Warning: Invalid argument supplied for foreach() in /home/customer/www/fahamuusaimmigration.com/public_html/wp-content/plugins/affiliate-ads-builder-for-clickbank-products/vertical_horizontal_carousel.inc.php on line 70
(Bloomberg) — President Joe Biden lambasted Republicans over the migration crisis, saying they gutted the immigration system during Donald Trump’s presidency and have since failed to provide him with necessary funding to address the situation.
Most Read from Bloomberg
“MAGA Republicans in Congress and my predecessor spent four years gutting the immigration system,” Biden said Thursday at the Congressional Hispanic Caucus Institute’s annual gala.“They continue to undermine our border security today, blocking bipartisan reform.”
Biden said he had already delivered more than $1 billion in funds appropriated by Congress to states and cities receiving an influx of migrants.
“I’ve requested more funding, but instead of stepping up to the solution, Republicans are threatening to shut down the government,” he said.
The event was an opportunity for the president to hone his message to Latino voters as he ramps up his 2024 reelection campaign. Latinos’ attitudes toward Biden have soured, presenting a problem for a president who needs to maximize support from them to win a second term.
Biden highlighted his accomplishments including lowering the Latino unemployment rate, offering relief from student loan debt that he said fell heaviest on non-White borrowers and supporting Latino small businesses and entrepreneurs.

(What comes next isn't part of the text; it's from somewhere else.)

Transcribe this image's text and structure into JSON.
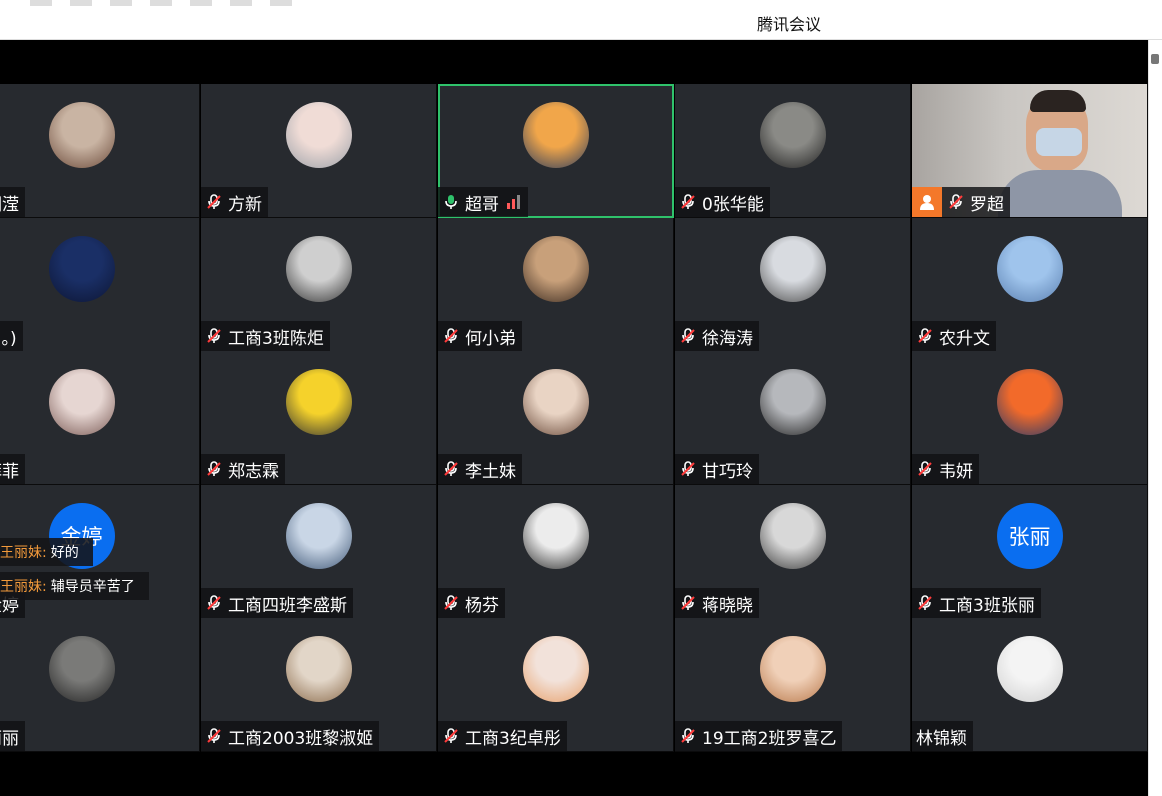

Read More: Thousands of Venezuelan Migrants to Be Allowed Work Permits
But immigration, which has been a sore spot for Biden, was a centerpiece of his address. Republicans have accused the president of fueling historic crossings at the US-Mexico border by supporting policies that are too welcoming toward migrants.
Some Democratic big-city leaders accepting tens of thousands of migrants, such as New York City Mayor Eric Adams, have said the administration has not provided enough support. At the same time, immigrant-rights advocates fault the president for not putting enough political capital behind a push to overhaul the nation’s immigration laws earlier in his term.
The Biden administration on Wednesday moved to temporarily shield 472,000 Venezuelans from deportation and allow them to apply for work permits, under pressure from city leaders who say one of their biggest financial burdens is the migrants’ lack of ability to work as they wait for their court cases to proceed.
The announcement seemed to quell Adams’ criticism for now. The mayor said he “personally spoke” to the White House to thank the administration for the decision.
“I am hopeful that we can continue to partner with President Biden to extend Temporary Protected Status to the tens of thousands of other migrants in our care from other countries.” Adams said.
On Thursday, the administration announced that it was expanding the number of Afghans eligible for temporary protected status, shielding them from deportation and allowing them to seek work permits. That change will cover an additional 14,600 Afghan migrants.
Biden has defended his actions, saying his administration is doing all it can to assist states and cities feeding and housing migrants but that congressional action is needed to fix the system.
“I’ve also directed my team to make historic increase in the number of refugees admitted from Latin America. People fleeing violence and persecution, who simply want their kids to have a better life,” he added. “Next week by team will consult with Congress on this plan.”
Earlier: US Expands Deportation Shield to 14,600 More Afghan Migrants
The president requested $4 billion from Congress for border security and migration mitigation in an emergency spending measure. That package faces an uphill road to passage, with the Republican-led House girding for a clash with Democrats on their own border demands as part of a fight over how to avert a government shutdown on Oct. 1.
Biden won 65% of Latino voters in his 2020 race against Donald Trump, according to exit polls. But he is under-performing in a hypothetical rematch, winning just 47% of Latinos, according to a New York Times polling analysis.
Most Read from Bloomberg Businessweek
©2023 Bloomberg L.P.